  2. The callbacks are called as functions, with no this (2.2.5).
  3. The callbacks are executed with only platform code in the stack (2.2.4).
  4. The callbacks must not be executed more than once ( and

Each of this requirements is implemented by code, and they will be mentioned at the the appropriate locations.


The moded queue will have the following characteristics:


modedQueue = ->

To satisfy condition 1, callbacks will be stored in an array. Each new entry will be appended to the existing list.

  queue = []

Initially, the moded queue isn't set to a mode, and the argument isn't set either:

  mode = null
  arg = null

Later in this function, function calls with a single parameter will be scheduled asynchronously. For portability setTimeout with a delay of zero is used.

The function is called without a context (2) and directly from the platform, with no application code in the stack (3).

  scheduleFunctionCall = (f) !->
    setTimeout (!-> f arg), 0

What remains is to define the 'public' interface of the queue. If the user of the moded queue wants to register a new callback, she has to specify a mode and a function:

  push: (callbackMode, callback) !->

If the mode is not yet set, add it to the queue:

    if not mode?
      queue.push(mode: callbackMode, f: callback)

Otherwise, if the mode is set and equal to the mode of the callback, the callback is to be immediately scheduled for execution.

    else if mode is callbackMode
      scheduleFunctionCall callback

If the mode is set, but does not match the mode of this callback, the call is simply ignored. The other method of the queue is setting the mode and value:

  setModeAndValue: (newMode, value) !->

If the mode as already been set, ignore this call. The mode can't be changed once it's been set.

    return unless not mode?

The new mode and value are now written into the corresponding variables, and then all callbacks waiting in the queue that have the specified mode are executed.

    mode := newMode
    arg := value
      .filter((entry) -> entry.mode is mode)
      .map (.f)
      .forEach scheduleFunctionCall
    queue := null

Extension Points

The implemented library only implements the bare minimum of functionality. However, it is very easy to extend it.

Some libraries provide the ability to add another type of callback to the promises, which is fired when the promises settles, i.e. either when it resolves or rejects. This can be added quite easily by a new method on the promise and adding the callback to both queues.

The de facto standard interface to create promises appears to be new Promise((resolve, reject) -> ...). Since the deferred is available, it is possible to synchronously call a constructor method.

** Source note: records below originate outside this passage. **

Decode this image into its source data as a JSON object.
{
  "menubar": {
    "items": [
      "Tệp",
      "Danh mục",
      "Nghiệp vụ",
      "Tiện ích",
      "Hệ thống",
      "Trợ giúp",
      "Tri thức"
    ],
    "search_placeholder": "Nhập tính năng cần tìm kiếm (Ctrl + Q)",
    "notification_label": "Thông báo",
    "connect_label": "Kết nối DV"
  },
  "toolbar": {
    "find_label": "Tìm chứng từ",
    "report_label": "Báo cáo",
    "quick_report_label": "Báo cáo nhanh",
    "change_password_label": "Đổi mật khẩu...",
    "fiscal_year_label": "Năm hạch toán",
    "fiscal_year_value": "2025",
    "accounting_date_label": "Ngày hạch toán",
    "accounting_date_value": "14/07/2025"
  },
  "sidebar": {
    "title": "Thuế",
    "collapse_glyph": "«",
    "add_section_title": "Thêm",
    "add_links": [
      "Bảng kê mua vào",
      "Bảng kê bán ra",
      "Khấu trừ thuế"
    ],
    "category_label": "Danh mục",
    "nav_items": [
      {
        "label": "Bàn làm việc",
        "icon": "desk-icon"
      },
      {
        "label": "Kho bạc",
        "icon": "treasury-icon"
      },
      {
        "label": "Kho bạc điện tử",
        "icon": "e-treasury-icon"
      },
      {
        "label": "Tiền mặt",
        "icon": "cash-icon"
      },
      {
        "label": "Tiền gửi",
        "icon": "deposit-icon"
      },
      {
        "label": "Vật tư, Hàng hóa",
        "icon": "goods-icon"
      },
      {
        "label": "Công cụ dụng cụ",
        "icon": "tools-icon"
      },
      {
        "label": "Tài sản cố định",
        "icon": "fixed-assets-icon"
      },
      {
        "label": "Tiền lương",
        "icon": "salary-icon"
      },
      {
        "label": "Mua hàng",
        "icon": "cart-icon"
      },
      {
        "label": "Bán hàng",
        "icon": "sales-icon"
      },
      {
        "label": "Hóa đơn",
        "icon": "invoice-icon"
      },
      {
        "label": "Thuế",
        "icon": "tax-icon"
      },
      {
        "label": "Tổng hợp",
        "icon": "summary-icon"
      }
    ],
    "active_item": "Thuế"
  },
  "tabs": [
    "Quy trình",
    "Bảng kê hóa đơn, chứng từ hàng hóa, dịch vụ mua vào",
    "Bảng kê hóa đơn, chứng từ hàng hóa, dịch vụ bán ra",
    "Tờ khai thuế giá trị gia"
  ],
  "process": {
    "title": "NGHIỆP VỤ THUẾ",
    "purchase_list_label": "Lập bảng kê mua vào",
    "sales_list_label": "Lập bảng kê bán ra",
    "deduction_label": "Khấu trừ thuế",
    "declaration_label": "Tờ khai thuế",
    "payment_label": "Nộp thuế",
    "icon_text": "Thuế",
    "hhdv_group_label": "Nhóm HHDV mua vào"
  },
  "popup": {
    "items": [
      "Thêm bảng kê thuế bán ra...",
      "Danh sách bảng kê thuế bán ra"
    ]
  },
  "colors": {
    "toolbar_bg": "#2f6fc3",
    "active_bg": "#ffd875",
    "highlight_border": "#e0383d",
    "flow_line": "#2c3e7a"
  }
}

Helpers to wait for the fulfillment of a whole array of promises are commonly found in promise libraries. Adding such a method is also quite easy, as one only has to count the number of already fulfilled promises and resolve the final promise in the end.


Condanna = deferred: deferred

This concludes the implementation of a fully working promises library. The build tool will pick up the Condanna object and export it to the various environments.

An object with a deferred method is exactly the format expected by the official promises test suite. The test suite can be called directly on the library to make sure it's compliant.

$ promises-aplus-tests condanna
872 passing (16s)

1: Omission is not a blocker for Promises/A+ compliance, since state adoption can also happen (with probably wore performance) by treating the promise as an unknown and untrustable thenable.